As the Gulf of Aden becomes safer, pirate attacks spread into the Indian Ocean.

ByABC News
September 9, 2009, 10:28 AM

DUBAI, Sept. 9, 2009 — -- A year after the U.S. Navy launched a concerted effort at curbing modern-day piracy, the seas are safer in the Gulf of Aden. But there is evidence that the success of the U.S. and its partner countries in the busy shipping lane has pushed the problem outward, as pirate attacks spread through the Red Sea and into the Indian Ocean.

"It's an undeniable fact, you're going to push the problem elsewhere. Enemies adapt, and pirates will adapt as well," said Jason Alderwick, a maritime safety expert with the International Institute for Security Studies.

For countries like the Seychelles, an island nation in East Africa that relies heavily on tourism, piracy has become a critical issue.
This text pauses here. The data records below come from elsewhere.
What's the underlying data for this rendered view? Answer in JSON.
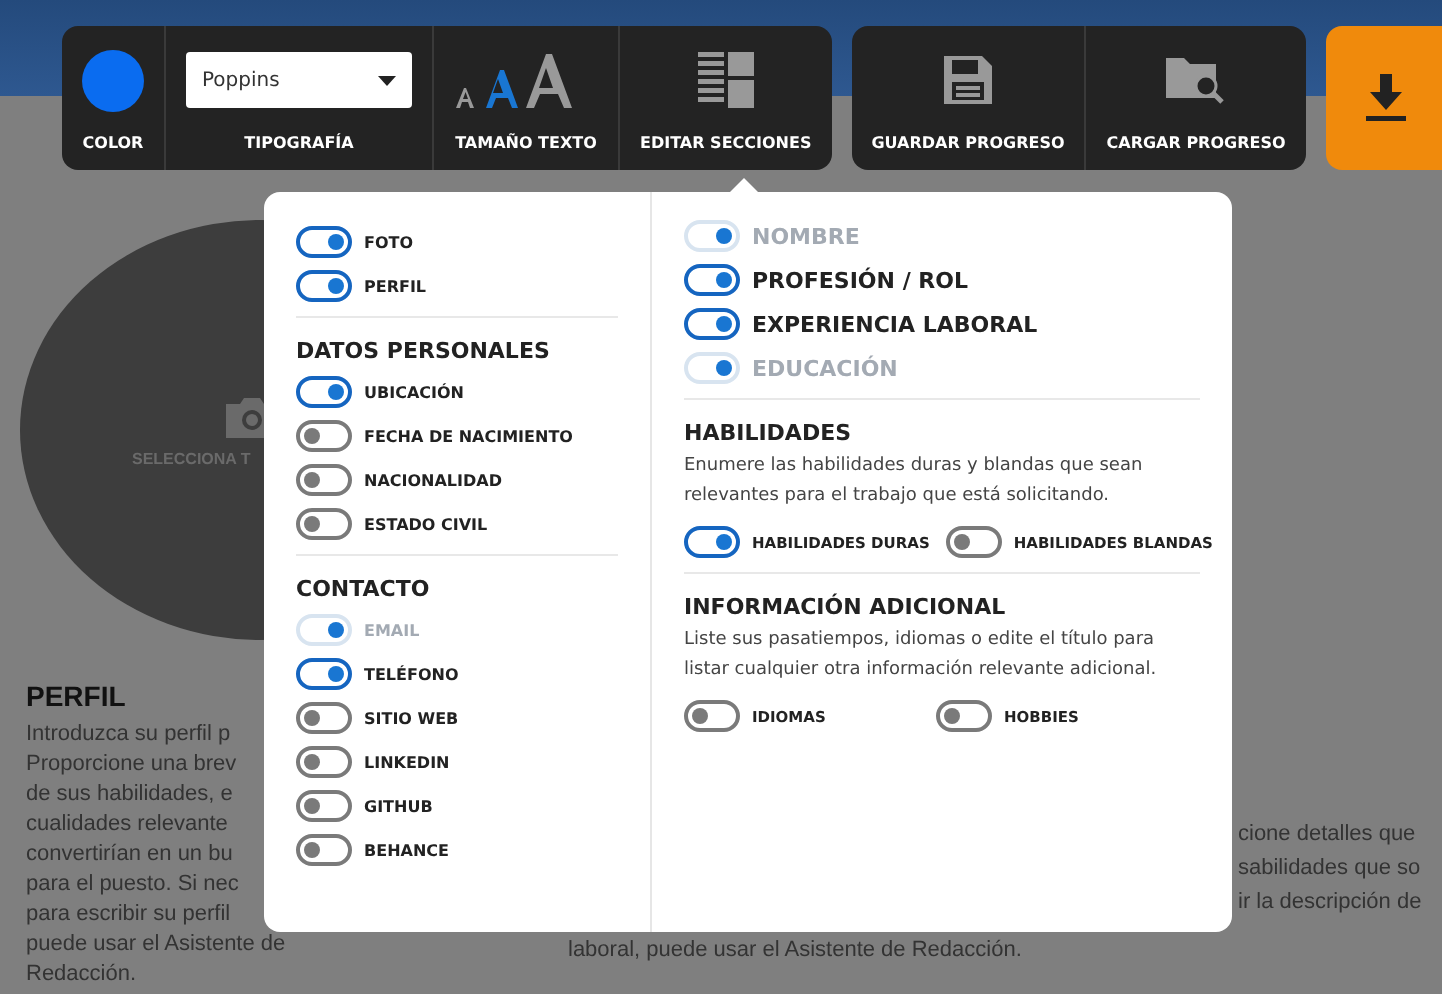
{
  "toolbar": {
    "groups": [
      {
        "tools": [
          {
            "kind": "color",
            "label": "COLOR",
            "color": "#0a6cf0"
          },
          {
            "kind": "font",
            "label": "TIPOGRAFÍA",
            "value": "Poppins"
          },
          {
            "kind": "size",
            "label": "TAMAÑO TEXTO"
          },
          {
            "kind": "sections",
            "label": "EDITAR SECCIONES"
          }
        ]
      },
      {
        "tools": [
          {
            "kind": "save",
            "label": "GUARDAR PROGRESO"
          },
          {
            "kind": "load",
            "label": "CARGAR PROGRESO"
          }
        ]
      }
    ]
  },
  "photo": {
    "label": "SELECCIONA T"
  },
  "profile": {
    "heading": "PERFIL",
    "lines": [
      "Introduzca su perfil p",
      "Proporcione una brev",
      "de sus habilidades, e",
      "cualidades relevante",
      "convertirían en un bu",
      "para el puesto. Si nec",
      "para escribir su perfil",
      "puede usar el Asistente de",
      "Redacción."
    ]
  },
  "experience_fragments": [
    "cione detalles que",
    "sabilidades que so",
    "ir la descripción de"
  ],
  "experience_last_line": "laboral, puede usar el Asistente de Redacción.",
  "sections_popup": {
    "columns": [
      {
        "groups": [
          {
            "items": [
              {
                "label": "FOTO",
                "on": true,
                "disabled": false
              },
              {
                "label": "PERFIL",
                "on": true,
                "disabled": false
              }
            ]
          },
          {
            "heading": "DATOS PERSONALES",
            "items": [
              {
                "label": "UBICACIÓN",
                "on": true,
                "disabled": false
              },
              {
                "label": "FECHA DE NACIMIENTO",
                "on": false,
                "disabled": false
              },
              {
                "label": "NACIONALIDAD",
                "on": false,
                "disabled": false
              },
              {
                "label": "ESTADO CIVIL",
                "on": false,
                "disabled": false
              }
            ]
          },
          {
            "heading": "CONTACTO",
            "items": [
              {
                "label": "EMAIL",
                "on": true,
                "disabled": true
              },
              {
                "label": "TELÉFONO",
                "on": true,
                "disabled": false
              },
              {
                "label": "SITIO WEB",
                "on": false,
                "disabled": false
              },
              {
                "label": "LINKEDIN",
                "on": false,
                "disabled": false
              },
              {
                "label": "GITHUB",
                "on": false,
                "disabled": false
              },
              {
                "label": "BEHANCE",
                "on": false,
                "disabled": false
              }
            ]
          }
        ]
      },
      {
        "groups": [
          {
            "large": true,
            "items": [
              {
                "label": "NOMBRE",
                "on": true,
                "disabled": true
              },
              {
                "label": "PROFESIÓN / ROL",
                "on": true,
                "disabled": false
              },
              {
                "label": "EXPERIENCIA LABORAL",
                "on": true,
                "disabled": false
              },
              {
                "label": "EDUCACIÓN",
                "on": true,
                "disabled": true
              }
            ]
          },
          {
            "heading": "HABILIDADES",
            "description": "Enumere las habilidades duras y blandas que sean relevantes para el trabajo que está solicitando.",
            "inline": true,
            "items": [
              {
                "label": "HABILIDADES DURAS",
                "on": true,
                "disabled": false
              },
              {
                "label": "HABILIDADES BLANDAS",
                "on": false,
                "disabled": false
              }
            ]
          },
          {
            "heading": "INFORMACIÓN ADICIONAL",
            "description": "Liste sus pasatiempos, idiomas o edite el título para listar cualquier otra información relevante adicional.",
            "inline": true,
            "items": [
              {
                "label": "IDIOMAS",
                "on": false,
                "disabled": false
              },
              {
                "label": "HOBBIES",
                "on": false,
                "disabled": false
              }
            ]
          }
        ]
      }
    ]
  }
}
As the map of pirate attacks has expanded, the luxury yachts and commercial ships off its coast have become fresh prey. The result has been a maritime game of cat-and-mouse. In April the Seychelles arrested nine suspected pirates for the attempted hijacking of a cruise liner, and this fall the U.S. military plans to deploy unmanned drones in the Seychelles to deter piracy by air.

"There's going to clearly be a limit in terms of maritime intervention," said Alderwick. "They're probably reaching the best case scenario in what they can achieve."

Since last year American warships, in partnership with the navies of more than a dozen countries, have patrolled and protected what's called the "Internationally Recommended Transit Corridor," a 464-mile, two-lane water highway through the Gulf of Aden. The approach has been a qualified success. The U.S. Navy says not a single vessel that has passed through the corridor has been hijacked since the patrols were launched in fall of 2008.

But ships traveling outside the lane are still prime targets. The busy shipping route, which lines the Horn of Africa and sees passage of more than 33,000 ships each year, had been riddled with attacks from Somali pirates – leading what the International Maritime Bureau (IMB) called "an unprecedented rise in maritime hijacking."